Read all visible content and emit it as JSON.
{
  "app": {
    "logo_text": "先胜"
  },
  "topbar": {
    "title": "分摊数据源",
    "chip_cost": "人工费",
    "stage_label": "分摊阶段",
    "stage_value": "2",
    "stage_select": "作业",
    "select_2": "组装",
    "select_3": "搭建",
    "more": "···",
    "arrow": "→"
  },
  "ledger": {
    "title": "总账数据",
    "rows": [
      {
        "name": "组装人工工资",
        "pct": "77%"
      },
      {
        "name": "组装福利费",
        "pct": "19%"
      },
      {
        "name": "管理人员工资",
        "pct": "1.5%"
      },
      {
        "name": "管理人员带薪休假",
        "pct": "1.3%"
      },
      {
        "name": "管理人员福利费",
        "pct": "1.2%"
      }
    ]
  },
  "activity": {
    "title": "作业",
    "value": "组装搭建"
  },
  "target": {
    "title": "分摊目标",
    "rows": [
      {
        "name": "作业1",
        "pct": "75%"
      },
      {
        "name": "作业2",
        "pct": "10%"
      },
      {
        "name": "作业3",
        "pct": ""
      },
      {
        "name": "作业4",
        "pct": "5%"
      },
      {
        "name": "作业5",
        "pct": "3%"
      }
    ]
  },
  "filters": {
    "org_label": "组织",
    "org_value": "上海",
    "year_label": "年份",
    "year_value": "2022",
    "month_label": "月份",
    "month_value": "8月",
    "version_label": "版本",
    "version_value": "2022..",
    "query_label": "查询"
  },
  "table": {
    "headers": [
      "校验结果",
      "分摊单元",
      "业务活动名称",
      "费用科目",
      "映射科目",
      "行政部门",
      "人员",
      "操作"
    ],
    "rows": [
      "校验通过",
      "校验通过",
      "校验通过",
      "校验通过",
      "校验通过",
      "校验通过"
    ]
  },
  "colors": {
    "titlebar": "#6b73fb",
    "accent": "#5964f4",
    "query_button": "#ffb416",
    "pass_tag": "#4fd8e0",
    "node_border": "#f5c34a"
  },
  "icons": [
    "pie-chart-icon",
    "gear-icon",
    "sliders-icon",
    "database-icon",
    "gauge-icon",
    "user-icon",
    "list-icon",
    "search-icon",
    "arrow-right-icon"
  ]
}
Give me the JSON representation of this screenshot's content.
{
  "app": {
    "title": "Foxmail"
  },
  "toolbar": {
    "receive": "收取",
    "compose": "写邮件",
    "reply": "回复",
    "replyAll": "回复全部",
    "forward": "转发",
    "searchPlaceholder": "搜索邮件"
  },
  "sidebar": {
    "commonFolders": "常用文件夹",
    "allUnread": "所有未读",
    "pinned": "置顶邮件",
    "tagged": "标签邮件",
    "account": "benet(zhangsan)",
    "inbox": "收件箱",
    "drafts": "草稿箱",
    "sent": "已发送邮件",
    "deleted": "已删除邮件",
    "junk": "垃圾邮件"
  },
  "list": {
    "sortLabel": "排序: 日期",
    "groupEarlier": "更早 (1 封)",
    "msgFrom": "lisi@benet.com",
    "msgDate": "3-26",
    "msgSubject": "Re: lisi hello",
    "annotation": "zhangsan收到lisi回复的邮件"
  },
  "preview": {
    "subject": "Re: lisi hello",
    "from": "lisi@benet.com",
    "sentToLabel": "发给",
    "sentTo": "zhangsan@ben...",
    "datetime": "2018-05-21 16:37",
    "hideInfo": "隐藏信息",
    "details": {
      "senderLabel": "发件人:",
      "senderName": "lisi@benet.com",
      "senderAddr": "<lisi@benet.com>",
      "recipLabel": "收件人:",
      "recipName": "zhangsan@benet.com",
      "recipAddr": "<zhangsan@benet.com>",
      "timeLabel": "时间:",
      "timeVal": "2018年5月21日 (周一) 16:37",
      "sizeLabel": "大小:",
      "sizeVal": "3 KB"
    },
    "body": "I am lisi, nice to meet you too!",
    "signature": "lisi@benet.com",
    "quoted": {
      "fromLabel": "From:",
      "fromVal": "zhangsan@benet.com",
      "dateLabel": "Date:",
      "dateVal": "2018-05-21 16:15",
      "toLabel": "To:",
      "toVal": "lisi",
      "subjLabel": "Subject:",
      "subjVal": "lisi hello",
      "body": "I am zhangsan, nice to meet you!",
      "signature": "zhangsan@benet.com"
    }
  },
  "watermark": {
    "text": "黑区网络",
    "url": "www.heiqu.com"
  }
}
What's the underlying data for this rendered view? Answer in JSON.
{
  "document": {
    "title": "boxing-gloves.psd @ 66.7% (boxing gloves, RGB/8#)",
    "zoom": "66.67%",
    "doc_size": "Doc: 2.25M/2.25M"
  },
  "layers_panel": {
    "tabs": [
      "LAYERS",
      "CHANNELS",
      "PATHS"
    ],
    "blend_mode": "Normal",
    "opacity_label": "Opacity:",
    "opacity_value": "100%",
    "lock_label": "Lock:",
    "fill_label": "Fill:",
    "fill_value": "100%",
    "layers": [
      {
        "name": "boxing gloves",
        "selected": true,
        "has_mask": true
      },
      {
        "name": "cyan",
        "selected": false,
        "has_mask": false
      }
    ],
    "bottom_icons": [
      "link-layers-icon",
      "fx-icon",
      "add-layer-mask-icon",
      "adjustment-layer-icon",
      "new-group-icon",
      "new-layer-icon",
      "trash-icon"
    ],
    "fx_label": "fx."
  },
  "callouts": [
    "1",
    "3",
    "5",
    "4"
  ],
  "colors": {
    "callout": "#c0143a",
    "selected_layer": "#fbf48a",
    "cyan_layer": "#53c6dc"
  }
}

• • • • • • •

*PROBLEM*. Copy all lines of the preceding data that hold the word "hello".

*TASK SOLUTION*.
    "msgSubject": "Re: lisi hello",
    "subject": "Re: lisi hello",
      "subjVal": "lisi hello",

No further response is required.